Sludge and ashes as paper mill residues can be used as effective fertiliser, according to new research. This involves carbon from organic material returned to the forest and thus closing the cycle.
Biochar, or carbon from organic material, can be used in forest fertilization, according to new research conducted by Karlstad University.
“Biochar has many beneficial effects on the environment,” said Maria Sandberg, research leader for the project, in a statement.” Our lab experiments show that by enriching biochar we can produce a very effective fertiliser for forest plants. If we bring biochar back to the forest, it will remain stable for a long time. In this way, carbon is bound up and there is less carbon dioxide in the atmosphere, which counteracts global warming.”
When trees grow, they absorb carbon dioxide from the air and nutrients as well as base cations from the soil. When trees are felled for pulp and paper production, nutrients and base cations gather in sludge and ashes. A small segment of carbon accumulates in the waste from the purification plant, which purifies the process waste water, explains the statement.
By transforming sludge into biochar and mixing it with ashes, among other things, a new type of soil conditioner improvement is produced which can be used in forest nurseries or directly in the forest. When the biochar is returned to the forest, both acidification and carbon dioxide emission can be reduced.

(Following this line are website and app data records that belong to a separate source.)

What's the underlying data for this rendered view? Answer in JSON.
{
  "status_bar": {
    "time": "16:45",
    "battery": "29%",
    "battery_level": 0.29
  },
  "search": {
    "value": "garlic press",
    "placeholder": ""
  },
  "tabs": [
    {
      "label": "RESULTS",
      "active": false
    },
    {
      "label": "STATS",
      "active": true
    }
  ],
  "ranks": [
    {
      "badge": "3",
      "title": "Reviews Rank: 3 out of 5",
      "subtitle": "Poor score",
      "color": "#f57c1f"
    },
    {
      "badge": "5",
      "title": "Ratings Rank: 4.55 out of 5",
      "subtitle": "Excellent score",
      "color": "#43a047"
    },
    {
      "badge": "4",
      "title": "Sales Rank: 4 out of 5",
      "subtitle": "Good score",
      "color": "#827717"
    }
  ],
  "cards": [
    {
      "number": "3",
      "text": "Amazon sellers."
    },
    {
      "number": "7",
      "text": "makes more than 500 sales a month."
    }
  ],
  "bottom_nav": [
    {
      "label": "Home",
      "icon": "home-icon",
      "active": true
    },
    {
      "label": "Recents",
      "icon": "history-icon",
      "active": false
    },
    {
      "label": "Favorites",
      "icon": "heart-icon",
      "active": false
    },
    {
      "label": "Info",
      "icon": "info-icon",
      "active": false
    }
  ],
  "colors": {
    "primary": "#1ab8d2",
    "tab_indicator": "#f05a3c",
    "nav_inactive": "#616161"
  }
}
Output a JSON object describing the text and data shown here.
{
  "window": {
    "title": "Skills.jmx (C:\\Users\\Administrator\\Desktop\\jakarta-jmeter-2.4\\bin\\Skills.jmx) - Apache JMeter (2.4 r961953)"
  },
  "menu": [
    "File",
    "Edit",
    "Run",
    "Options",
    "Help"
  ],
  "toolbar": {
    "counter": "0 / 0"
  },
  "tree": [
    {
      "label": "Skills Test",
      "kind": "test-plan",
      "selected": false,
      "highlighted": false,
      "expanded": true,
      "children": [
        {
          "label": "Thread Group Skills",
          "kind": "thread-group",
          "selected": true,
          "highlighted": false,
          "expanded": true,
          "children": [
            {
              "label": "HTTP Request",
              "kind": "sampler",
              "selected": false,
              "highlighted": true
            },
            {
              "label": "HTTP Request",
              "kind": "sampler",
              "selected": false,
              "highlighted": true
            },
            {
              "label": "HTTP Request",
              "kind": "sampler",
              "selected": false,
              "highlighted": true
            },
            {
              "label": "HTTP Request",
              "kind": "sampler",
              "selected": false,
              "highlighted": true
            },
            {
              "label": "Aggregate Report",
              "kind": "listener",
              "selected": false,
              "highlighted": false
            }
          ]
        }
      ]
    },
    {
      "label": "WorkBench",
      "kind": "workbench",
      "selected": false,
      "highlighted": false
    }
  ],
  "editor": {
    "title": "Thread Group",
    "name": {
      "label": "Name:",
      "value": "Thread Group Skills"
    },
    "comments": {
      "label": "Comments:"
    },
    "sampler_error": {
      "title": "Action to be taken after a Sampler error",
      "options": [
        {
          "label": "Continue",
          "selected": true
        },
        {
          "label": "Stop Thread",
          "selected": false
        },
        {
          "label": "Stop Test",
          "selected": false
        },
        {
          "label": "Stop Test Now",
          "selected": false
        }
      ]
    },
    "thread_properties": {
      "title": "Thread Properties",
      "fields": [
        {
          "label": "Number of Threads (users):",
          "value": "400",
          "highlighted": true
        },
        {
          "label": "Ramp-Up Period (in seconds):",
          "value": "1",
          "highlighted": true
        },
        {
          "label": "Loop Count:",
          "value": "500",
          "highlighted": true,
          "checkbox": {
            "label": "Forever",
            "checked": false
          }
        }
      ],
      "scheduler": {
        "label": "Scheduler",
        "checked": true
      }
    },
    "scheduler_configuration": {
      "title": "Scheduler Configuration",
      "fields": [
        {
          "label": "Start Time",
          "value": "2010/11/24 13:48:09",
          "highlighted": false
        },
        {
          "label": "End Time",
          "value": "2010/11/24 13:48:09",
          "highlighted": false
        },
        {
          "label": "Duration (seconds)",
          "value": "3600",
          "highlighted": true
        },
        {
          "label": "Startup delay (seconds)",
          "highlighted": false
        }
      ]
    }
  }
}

Forest fertilisation of the future cantherefore be produced from pulp and paper production residues. By mixing sludge and ashes from Stora Enso in Skoghall and enriching it with nitrogen from the purification plants in Karlstad municipality, fertilisers in the form of powder pressed into pellets are produced. It is of course valuable to the forest industry that residue previously classified as waste products can be turned into profit.
Image credit: Tim Gorman, flickr/Creative Commons